● **Requirement**: Gather every line in the records below that contains the word "count".

[Component data from apps and pages]
*** Block opens ***
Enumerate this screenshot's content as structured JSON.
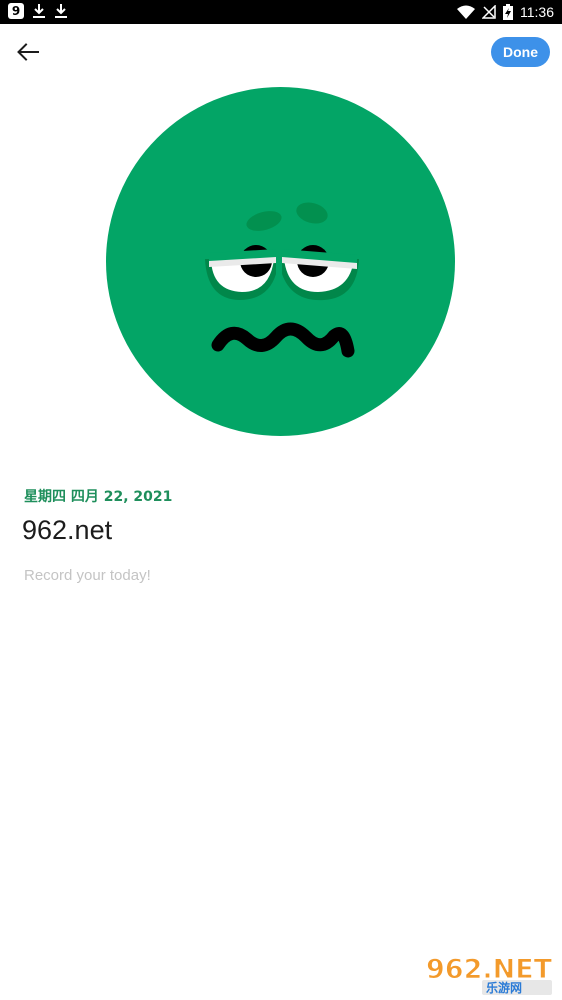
{
  "status_bar": {
    "app_badge": "9",
    "time": "11:36",
    "icons": [
      "app-badge-icon",
      "download-icon",
      "download-icon",
      "wifi-icon",
      "no-signal-icon",
      "battery-charging-icon"
    ]
  },
  "top_bar": {
    "back_icon": "arrow-left-icon",
    "done_label": "Done",
    "accent_color": "#3d91e9"
  },
  "mood": {
    "icon": "worried-face-icon",
    "color": "#03a566"
  },
  "entry": {
    "date": "星期四 四月 22, 2021",
    "title": "962.net",
    "placeholder": "Record your today!",
    "date_color": "#1f8f5c"
  },
  "watermark": {
    "main": "962.NET",
    "sub": "乐游网"
  }
}
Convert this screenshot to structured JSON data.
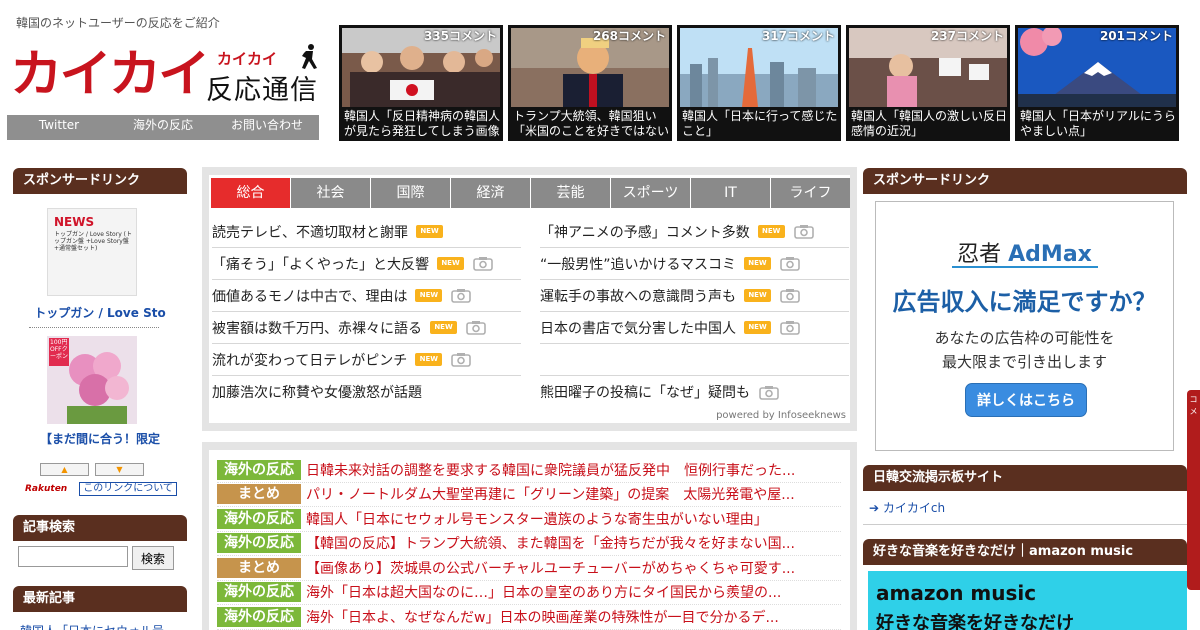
{
  "header": {
    "tagline": "韓国のネットユーザーの反応をご紹介",
    "logo_main": "カイカイ",
    "logo_kana": "カイカイ",
    "logo_sub": "反応通信",
    "nav": [
      "Twitter",
      "海外の反応",
      "お問い合わせ"
    ]
  },
  "featured": [
    {
      "count": "335コメント",
      "title": "韓国人「反日精神病の韓国人が見たら発狂してしまう画像"
    },
    {
      "count": "268コメント",
      "title": "トランプ大統領、韓国狙い「米国のことを好きではない"
    },
    {
      "count": "317コメント",
      "title": "韓国人「日本に行って感じたこと」"
    },
    {
      "count": "237コメント",
      "title": "韓国人「韓国人の激しい反日感情の近況」"
    },
    {
      "count": "201コメント",
      "title": "韓国人「日本がリアルにうらやましい点」"
    }
  ],
  "left": {
    "sponsor_title": "スポンサードリンク",
    "ad1_news": "NEWS",
    "ad1_small": "トップガン / Love Story (トップガン盤 +Love Story盤 +通常盤セット)",
    "ad1_link": "トップガン / Love Sto",
    "ad2_tag": "100円OFFクーポン",
    "ad2_link": "【まだ間に合う！限定",
    "arrow_up": "▲",
    "arrow_down": "▼",
    "rakuten": "Rakuten",
    "rakuten_link": "このリンクについて",
    "search_title": "記事検索",
    "search_value": "",
    "search_button": "検索",
    "latest_title": "最新記事",
    "latest_first": "韓国人「日本にセウォル号"
  },
  "news": {
    "tabs": [
      "総合",
      "社会",
      "国際",
      "経済",
      "芸能",
      "スポーツ",
      "IT",
      "ライフ"
    ],
    "active_tab": 0,
    "left": [
      {
        "title": "読売テレビ、不適切取材と謝罪",
        "new": true,
        "cam": false
      },
      {
        "title": "「痛そう」「よくやった」と大反響",
        "new": true,
        "cam": true
      },
      {
        "title": "価値あるモノは中古で、理由は",
        "new": true,
        "cam": true
      },
      {
        "title": "被害額は数千万円、赤裸々に語る",
        "new": true,
        "cam": true
      },
      {
        "title": "流れが変わって日テレがピンチ",
        "new": true,
        "cam": true
      },
      {
        "title": "加藤浩次に称賛や女優激怒が話題",
        "new": false,
        "cam": false
      }
    ],
    "right": [
      {
        "title": "「神アニメの予感」コメント多数",
        "new": true,
        "cam": true
      },
      {
        "title": "“一般男性”追いかけるマスコミ",
        "new": true,
        "cam": true
      },
      {
        "title": "運転手の事故への意識問う声も",
        "new": true,
        "cam": true
      },
      {
        "title": "日本の書店で気分害した中国人",
        "new": true,
        "cam": true
      },
      {
        "title": "",
        "new": false,
        "cam": false
      },
      {
        "title": "熊田曜子の投稿に「なぜ」疑問も",
        "new": false,
        "cam": true
      }
    ],
    "new_label": "NEW",
    "powered": "powered by Infoseeknews"
  },
  "articles": [
    {
      "cat": "海外の反応",
      "type": "kaigai",
      "title": "日韓未来対話の調整を要求する韓国に衆院議員が猛反発中　恒例行事だった..."
    },
    {
      "cat": "まとめ",
      "type": "matome",
      "title": "パリ・ノートルダム大聖堂再建に「グリーン建築」の提案　太陽光発電や屋..."
    },
    {
      "cat": "海外の反応",
      "type": "kaigai",
      "title": "韓国人「日本にセウォル号モンスター遺族のような寄生虫がいない理由」"
    },
    {
      "cat": "海外の反応",
      "type": "kaigai",
      "title": "【韓国の反応】トランプ大統領、また韓国を「金持ちだが我々を好まない国..."
    },
    {
      "cat": "まとめ",
      "type": "matome",
      "title": "【画像あり】茨城県の公式バーチャルユーチューバーがめちゃくちゃ可愛す..."
    },
    {
      "cat": "海外の反応",
      "type": "kaigai",
      "title": "海外「日本は超大国なのに…」日本の皇室のあり方にタイ国民から羨望の..."
    },
    {
      "cat": "海外の反応",
      "type": "kaigai",
      "title": "海外「日本よ、なぜなんだw」日本の映画産業の特殊性が一目で分かるデ..."
    }
  ],
  "right": {
    "sponsor_title": "スポンサードリンク",
    "ninja_logo_a": "忍者",
    "ninja_logo_b": "AdMax",
    "ninja_big": "広告収入に満足ですか？",
    "ninja_sub1": "あなたの広告枠の可能性を",
    "ninja_sub2": "最大限まで引き出します",
    "ninja_btn": "詳しくはこちら",
    "bbs_title": "日韓交流掲示板サイト",
    "bbs_link": "カイカイch",
    "music_title": "好きな音楽を好きなだけ｜amazon music",
    "music_logo": "amazon music",
    "music_text": "好きな音楽を好きなだけ"
  },
  "side_tab": "コメ"
}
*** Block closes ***
● **Result**:
      "count": "335コメント",
      "count": "268コメント",
      "count": "317コメント",
      "count": "237コメント",
      "count": "201コメント",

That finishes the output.